Seven News reporter Tom Browne detailed McLachlan’s concerns on Monday night.

“The AFL can’t afford any COVID protocol trip-ups and issued a warning in a phone call to senior club officials this afternoon, the essence of the message: This is not a holiday,” Browne said.

“The AFL is effectively here under a government licence to play football, the rules that apply to the players apply to the wives, girlfriends and families.

“The AFL has warned to be cautious about the use of social media, even after 14 days quarantine the families can’t sit and sunbake on the beach, they can only exercise on the beach.

“They can pick up a coffee but they can’t do lunch or dinner in a restaurant and there’s certainly no adventure parks.

“There have been at least two social media posts that have raised eyebrows in recent days at the AFL.

“Clearly all families at the moment are trying to do their best but the AFL has drawn a bit of a line in the sand to make sure before they come they’re all on the same page.”

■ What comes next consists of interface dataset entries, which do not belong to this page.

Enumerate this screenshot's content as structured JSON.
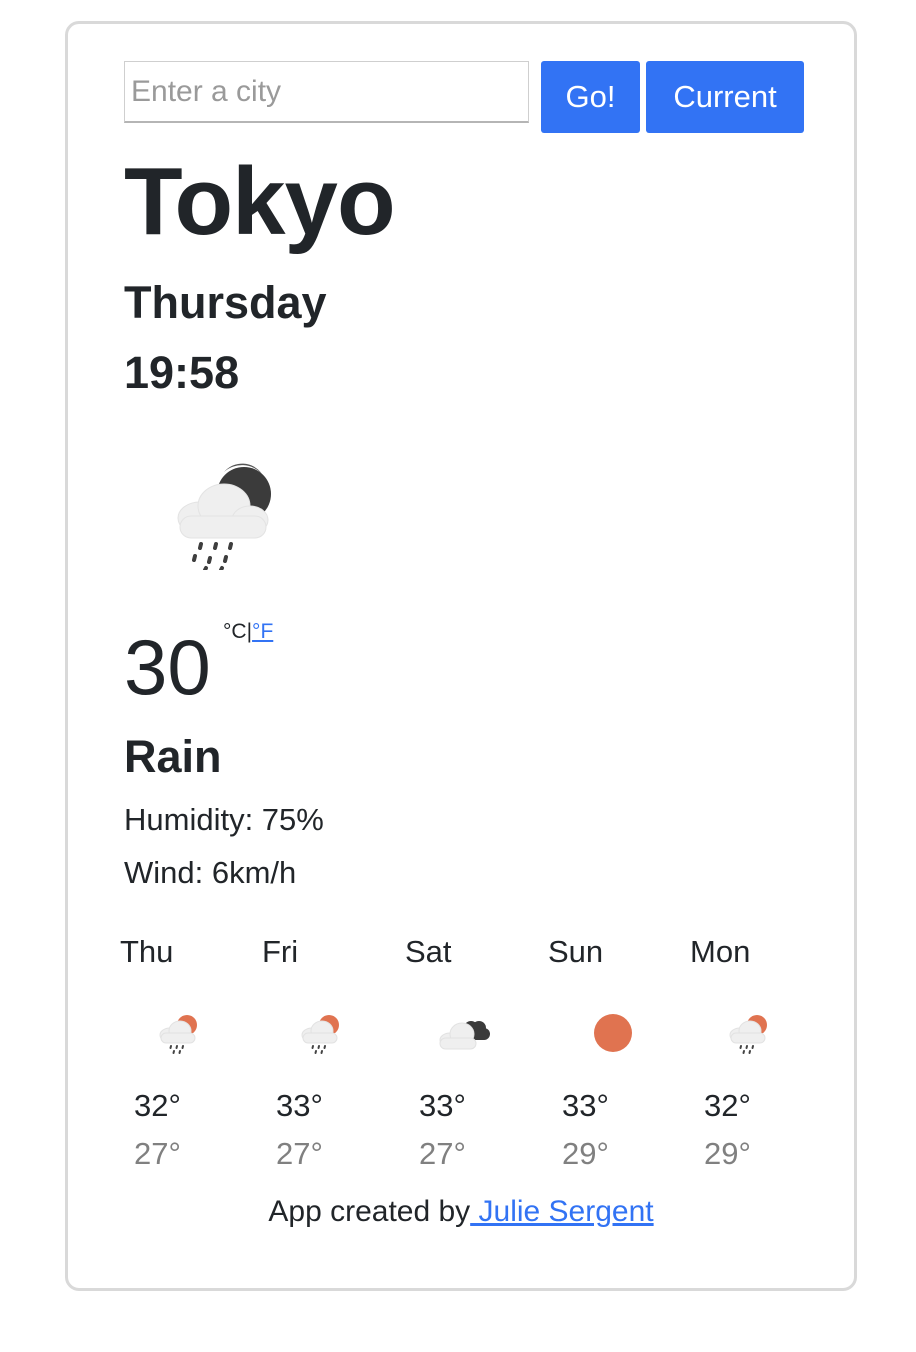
{
  "search": {
    "placeholder": "Enter a city",
    "value": "",
    "go_label": "Go!",
    "current_label": "Current"
  },
  "weather": {
    "city": "Tokyo",
    "day": "Thursday",
    "time": "19:58",
    "icon": "night-rain-cloud-icon",
    "temperature": "30",
    "unit_celsius": "°C",
    "unit_separator": "|",
    "unit_fahrenheit": "°F",
    "description": "Rain",
    "humidity": "Humidity: 75%",
    "wind": "Wind: 6km/h"
  },
  "forecast": [
    {
      "day": "Thu",
      "icon": "day-rain-cloud-icon",
      "max": "32°",
      "min": "27°"
    },
    {
      "day": "Fri",
      "icon": "day-rain-cloud-icon",
      "max": "33°",
      "min": "27°"
    },
    {
      "day": "Sat",
      "icon": "dark-cloud-icon",
      "max": "33°",
      "min": "27°"
    },
    {
      "day": "Sun",
      "icon": "sun-icon",
      "max": "33°",
      "min": "29°"
    },
    {
      "day": "Mon",
      "icon": "day-rain-cloud-icon",
      "max": "32°",
      "min": "29°"
    }
  ],
  "footer": {
    "prefix": "App created by",
    "author": " Julie Sergent"
  },
  "colors": {
    "accent": "#3273f4",
    "sun": "#e07350",
    "min_temp": "#808080"
  }
}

WAG hits back amid ‘holiday’ controversy

The wife of Western Bulldogs player Easton Wood recently hit back after being criticised on social media.

Tiffany Wood pointed out that families were effectively subject to stage three lockdown rules, unable to go out for any reason other than the essentials to maintain the integrity of the AFL bubble.

“We’ve been relocated because of work. This is a work environment,” Wood said.

“Staff are missing their families and working around the clock.

“We are all doing all of this so the boys, clubs staff and AFL can put on a show for you and commercialise it so that the sport and clubs don’t go under in these challenging times.

“This is really important to remember. Hundreds of people working to put on games every week to ensure the future security of the sport and all of its employees (and fans!).”

The AFL is reportedly putting up the players’ families at a cost of around $3 million.